Other features distinguishing these various species include the way the inner flesh colour transforms from their original white when a fresh mushroom is cut in half: R. adusta, R. densifolia and R. nigricans for example turn red then black, while R. anthracina goes straight to brownish black.
But let us not get waylaid by any of this, because the main reason for covering these charred russulas this month is due to the way that these or carbonised cap remnants serve as mini ecosystems in their own right as they persist beyond the initial fruiting stage. Look closely and you’ll see them crawling with near microscopic bugs and larvae, and beyond the scope of the naked eye, they swarm with bacteria and other microfungi. This is the case for many decaying fungal fruitbody, it is true, but the charred russulas also provide the substrate for two more conspicuous species of fungi – the Silky Piggyback and the Powdery Piggyback.
I’ve covered a couple of examples of fungi that specifically grow on other fungi in my previous posts on the Bolete Eater, which forms a fishy-smelling bright yellow mould on certain bolete species, and the Common Tarcrust, which plays host to the tiny orange spheres of Dialonectria episphaeria. There’s also a more obviously mushroom shaped example in the form of the Parasitic Bolete (Pseudoboletus parasiticus), which grows out of or in association with earthballs as part of a relationship that doesn’t seem to be clearly understood.
However, I don’t think you can find a more striking example of such mushroom-on-mushroom weirdness than the two Asterophora piggyback species. Both are dainty little types that have a similar form and colour to your basic supermarket button mushroom, although their caps only rarely get much bigger than 2cm in diameter and the stems are relatively longer and thinner. The gills of both start off white, then turn brownish.
The two are pretty similar unless you look very closely, and even then it is not always clear. The cap of the Silky Piggyback (Asterophora parasitica) is fibrous, giving it the silky appearance that gives it its name. The Powdery Piggyback (Asterophora lycoperdoides) is slightly smaller, but its main distinguishing feature is the pale brown dusting on the upper side of its cap. This powder is made up of asexual spores knows as chlamidospores, and is as is noted on the First Nature website, is an unusual feature of basidiomycetes fungi, which produce sexual basidiospores on their gills or in pores (in such examples as the bolete fungi) – the Powdery Piggyback also produces these basidiospores on their gills.

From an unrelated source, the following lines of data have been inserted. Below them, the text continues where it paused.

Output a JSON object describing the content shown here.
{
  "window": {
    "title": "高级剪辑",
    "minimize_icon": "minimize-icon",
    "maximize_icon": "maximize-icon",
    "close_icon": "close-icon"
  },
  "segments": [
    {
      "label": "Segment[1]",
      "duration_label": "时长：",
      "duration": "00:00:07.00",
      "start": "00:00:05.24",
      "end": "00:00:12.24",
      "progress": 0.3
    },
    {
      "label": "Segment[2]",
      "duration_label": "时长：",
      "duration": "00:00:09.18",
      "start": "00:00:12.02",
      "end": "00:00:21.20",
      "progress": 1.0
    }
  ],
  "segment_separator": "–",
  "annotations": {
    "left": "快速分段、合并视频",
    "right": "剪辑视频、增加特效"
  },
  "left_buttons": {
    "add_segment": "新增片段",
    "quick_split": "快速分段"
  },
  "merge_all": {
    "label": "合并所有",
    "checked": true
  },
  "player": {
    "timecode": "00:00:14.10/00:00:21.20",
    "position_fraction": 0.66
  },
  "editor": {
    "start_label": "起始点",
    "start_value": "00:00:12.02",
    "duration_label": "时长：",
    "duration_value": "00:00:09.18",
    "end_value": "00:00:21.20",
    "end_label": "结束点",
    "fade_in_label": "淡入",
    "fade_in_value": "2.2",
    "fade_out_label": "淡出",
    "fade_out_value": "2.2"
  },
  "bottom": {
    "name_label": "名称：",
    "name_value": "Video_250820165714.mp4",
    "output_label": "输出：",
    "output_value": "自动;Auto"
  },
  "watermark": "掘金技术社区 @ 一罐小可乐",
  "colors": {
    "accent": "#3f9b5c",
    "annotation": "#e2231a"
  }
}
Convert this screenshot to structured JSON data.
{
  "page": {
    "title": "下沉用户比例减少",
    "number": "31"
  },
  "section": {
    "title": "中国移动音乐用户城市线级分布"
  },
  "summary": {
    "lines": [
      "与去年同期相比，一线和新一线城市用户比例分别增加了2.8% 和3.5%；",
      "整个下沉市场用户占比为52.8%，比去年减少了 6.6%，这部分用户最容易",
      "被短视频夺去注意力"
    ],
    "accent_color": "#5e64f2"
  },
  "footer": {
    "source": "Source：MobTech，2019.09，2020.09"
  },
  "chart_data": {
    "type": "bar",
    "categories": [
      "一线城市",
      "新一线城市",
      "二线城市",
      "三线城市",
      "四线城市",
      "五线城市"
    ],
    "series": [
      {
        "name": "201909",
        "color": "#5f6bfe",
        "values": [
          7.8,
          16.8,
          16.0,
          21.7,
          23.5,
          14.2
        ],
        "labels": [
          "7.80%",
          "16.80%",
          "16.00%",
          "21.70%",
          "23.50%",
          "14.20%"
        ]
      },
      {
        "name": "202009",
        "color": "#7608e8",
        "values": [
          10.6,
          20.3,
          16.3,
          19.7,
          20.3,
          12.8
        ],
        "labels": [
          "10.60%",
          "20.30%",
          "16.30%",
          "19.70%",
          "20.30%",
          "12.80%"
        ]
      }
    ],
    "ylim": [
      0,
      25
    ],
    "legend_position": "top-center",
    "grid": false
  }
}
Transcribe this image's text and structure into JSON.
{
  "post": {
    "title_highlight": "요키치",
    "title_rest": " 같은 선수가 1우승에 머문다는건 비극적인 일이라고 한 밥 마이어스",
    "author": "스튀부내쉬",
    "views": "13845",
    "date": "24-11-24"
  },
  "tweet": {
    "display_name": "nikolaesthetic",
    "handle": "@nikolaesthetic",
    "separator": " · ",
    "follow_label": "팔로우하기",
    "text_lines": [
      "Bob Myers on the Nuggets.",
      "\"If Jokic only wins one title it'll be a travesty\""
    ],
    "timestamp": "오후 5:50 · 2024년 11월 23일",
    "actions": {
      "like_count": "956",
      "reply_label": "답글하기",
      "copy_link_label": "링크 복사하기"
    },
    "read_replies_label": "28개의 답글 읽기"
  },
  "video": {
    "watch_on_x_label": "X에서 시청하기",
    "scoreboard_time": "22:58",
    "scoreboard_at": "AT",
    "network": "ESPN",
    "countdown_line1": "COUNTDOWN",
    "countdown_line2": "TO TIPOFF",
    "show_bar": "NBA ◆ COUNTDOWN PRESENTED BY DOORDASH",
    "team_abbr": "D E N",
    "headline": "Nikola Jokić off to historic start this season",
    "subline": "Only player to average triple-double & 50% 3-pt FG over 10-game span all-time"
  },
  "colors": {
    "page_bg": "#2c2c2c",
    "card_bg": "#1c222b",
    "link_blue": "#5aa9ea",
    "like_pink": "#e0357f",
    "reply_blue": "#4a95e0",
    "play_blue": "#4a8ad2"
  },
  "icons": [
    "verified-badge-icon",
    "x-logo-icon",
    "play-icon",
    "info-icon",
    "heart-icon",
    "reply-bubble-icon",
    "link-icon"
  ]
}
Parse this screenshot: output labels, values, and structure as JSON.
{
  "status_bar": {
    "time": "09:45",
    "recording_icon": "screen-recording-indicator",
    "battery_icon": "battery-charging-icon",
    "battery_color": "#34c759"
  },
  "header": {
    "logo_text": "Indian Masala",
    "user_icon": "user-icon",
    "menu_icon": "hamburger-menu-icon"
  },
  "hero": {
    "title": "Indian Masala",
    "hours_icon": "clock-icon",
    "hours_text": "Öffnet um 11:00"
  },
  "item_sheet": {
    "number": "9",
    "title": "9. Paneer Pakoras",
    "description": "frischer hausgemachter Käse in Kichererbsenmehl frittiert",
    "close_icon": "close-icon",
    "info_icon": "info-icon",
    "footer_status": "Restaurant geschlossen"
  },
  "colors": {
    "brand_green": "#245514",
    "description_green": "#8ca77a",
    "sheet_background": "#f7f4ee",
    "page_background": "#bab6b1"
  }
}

One thing that is worth mentioning is that despite the ‘parasitica’ part of the Latin binomial name of the Silk Piggyback, neither are parasitic in any true sense of the word. They are in no way detrimental to their russula hosts. They just have evolved to grow on the long-lasting blackened remains of the various charred brittlegills (they can also be found on the decaying remnants of a number of milkcap species).
And so now is the good time to find these curious types. The russulas in general tend to begin fruiting early during the summer months. The Blackening Brittlegill begins appearing in late summer and autumn in both coniferous and deciduous forests, but many will have gone over now and can be seen lying on the ground among the fallen leaves, beech mast, pinecones and other forest litter forming a mushroomy substrate for these two Piggyback species, which you might barely even notice unless you are looking closely at the ground beneath your feet.